◆ Instructions to follow: Make an exact copy of every record that follows.
***
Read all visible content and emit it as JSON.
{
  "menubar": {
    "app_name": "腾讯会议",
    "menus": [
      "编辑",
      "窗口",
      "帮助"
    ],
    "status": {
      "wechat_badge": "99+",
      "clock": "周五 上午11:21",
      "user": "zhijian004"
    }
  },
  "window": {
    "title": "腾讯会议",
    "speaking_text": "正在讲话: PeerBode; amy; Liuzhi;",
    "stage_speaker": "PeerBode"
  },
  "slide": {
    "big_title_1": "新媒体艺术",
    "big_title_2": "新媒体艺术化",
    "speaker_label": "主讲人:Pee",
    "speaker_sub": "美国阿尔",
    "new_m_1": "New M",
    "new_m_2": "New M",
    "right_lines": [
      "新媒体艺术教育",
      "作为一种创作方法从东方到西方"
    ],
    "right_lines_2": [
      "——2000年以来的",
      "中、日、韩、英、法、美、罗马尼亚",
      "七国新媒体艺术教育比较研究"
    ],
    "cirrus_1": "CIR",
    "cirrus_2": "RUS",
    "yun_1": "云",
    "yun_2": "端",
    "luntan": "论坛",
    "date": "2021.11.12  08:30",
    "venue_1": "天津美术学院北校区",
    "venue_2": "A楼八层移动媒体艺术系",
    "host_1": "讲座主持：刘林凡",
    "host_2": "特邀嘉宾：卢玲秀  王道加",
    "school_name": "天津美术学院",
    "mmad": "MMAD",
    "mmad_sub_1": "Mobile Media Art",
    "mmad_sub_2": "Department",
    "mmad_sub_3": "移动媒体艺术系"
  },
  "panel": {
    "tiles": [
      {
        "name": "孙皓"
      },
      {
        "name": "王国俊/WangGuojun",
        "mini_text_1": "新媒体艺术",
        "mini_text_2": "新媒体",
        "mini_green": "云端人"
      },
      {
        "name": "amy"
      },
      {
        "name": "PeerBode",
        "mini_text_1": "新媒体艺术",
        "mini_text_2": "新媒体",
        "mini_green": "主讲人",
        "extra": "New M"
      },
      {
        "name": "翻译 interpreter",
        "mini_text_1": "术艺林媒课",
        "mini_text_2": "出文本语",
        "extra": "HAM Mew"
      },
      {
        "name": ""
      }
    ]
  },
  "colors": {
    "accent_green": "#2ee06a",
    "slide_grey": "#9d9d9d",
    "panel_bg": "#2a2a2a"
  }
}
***
◆ Answer area:
Read all visible content and emit it as JSON.
{
  "menubar": {
    "app_name": "腾讯会议",
    "menus": [
      "编辑",
      "窗口",
      "帮助"
    ],
    "status": {
      "wechat_badge": "99+",
      "clock": "周五 上午11:21",
      "user": "zhijian004"
    }
  },
  "window": {
    "title": "腾讯会议",
    "speaking_text": "正在讲话: PeerBode; amy; Liuzhi;",
    "stage_speaker": "PeerBode"
  },
  "slide": {
    "big_title_1": "新媒体艺术",
    "big_title_2": "新媒体艺术化",
    "speaker_label": "主讲人:Pee",
    "speaker_sub": "美国阿尔",
    "new_m_1": "New M",
    "new_m_2": "New M",
    "right_lines": [
      "新媒体艺术教育",
      "作为一种创作方法从东方到西方"
    ],
    "right_lines_2": [
      "——2000年以来的",
      "中、日、韩、英、法、美、罗马尼亚",
      "七国新媒体艺术教育比较研究"
    ],
    "cirrus_1": "CIR",
    "cirrus_2": "RUS",
    "yun_1": "云",
    "yun_2": "端",
    "luntan": "论坛",
    "date": "2021.11.12  08:30",
    "venue_1": "天津美术学院北校区",
    "venue_2": "A楼八层移动媒体艺术系",
    "host_1": "讲座主持：刘林凡",
    "host_2": "特邀嘉宾：卢玲秀  王道加",
    "school_name": "天津美术学院",
    "mmad": "MMAD",
    "mmad_sub_1": "Mobile Media Art",
    "mmad_sub_2": "Department",
    "mmad_sub_3": "移动媒体艺术系"
  },
  "panel": {
    "tiles": [
      {
        "name": "孙皓"
      },
      {
        "name": "王国俊/WangGuojun",
        "mini_text_1": "新媒体艺术",
        "mini_text_2": "新媒体",
        "mini_green": "云端人"
      },
      {
        "name": "amy"
      },
      {
        "name": "PeerBode",
        "mini_text_1": "新媒体艺术",
        "mini_text_2": "新媒体",
        "mini_green": "主讲人",
        "extra": "New M"
      },
      {
        "name": "翻译 interpreter",
        "mini_text_1": "术艺林媒课",
        "mini_text_2": "出文本语",
        "extra": "HAM Mew"
      },
      {
        "name": ""
      }
    ]
  },
  "colors": {
    "accent_green": "#2ee06a",
    "slide_grey": "#9d9d9d",
    "panel_bg": "#2a2a2a"
  }
}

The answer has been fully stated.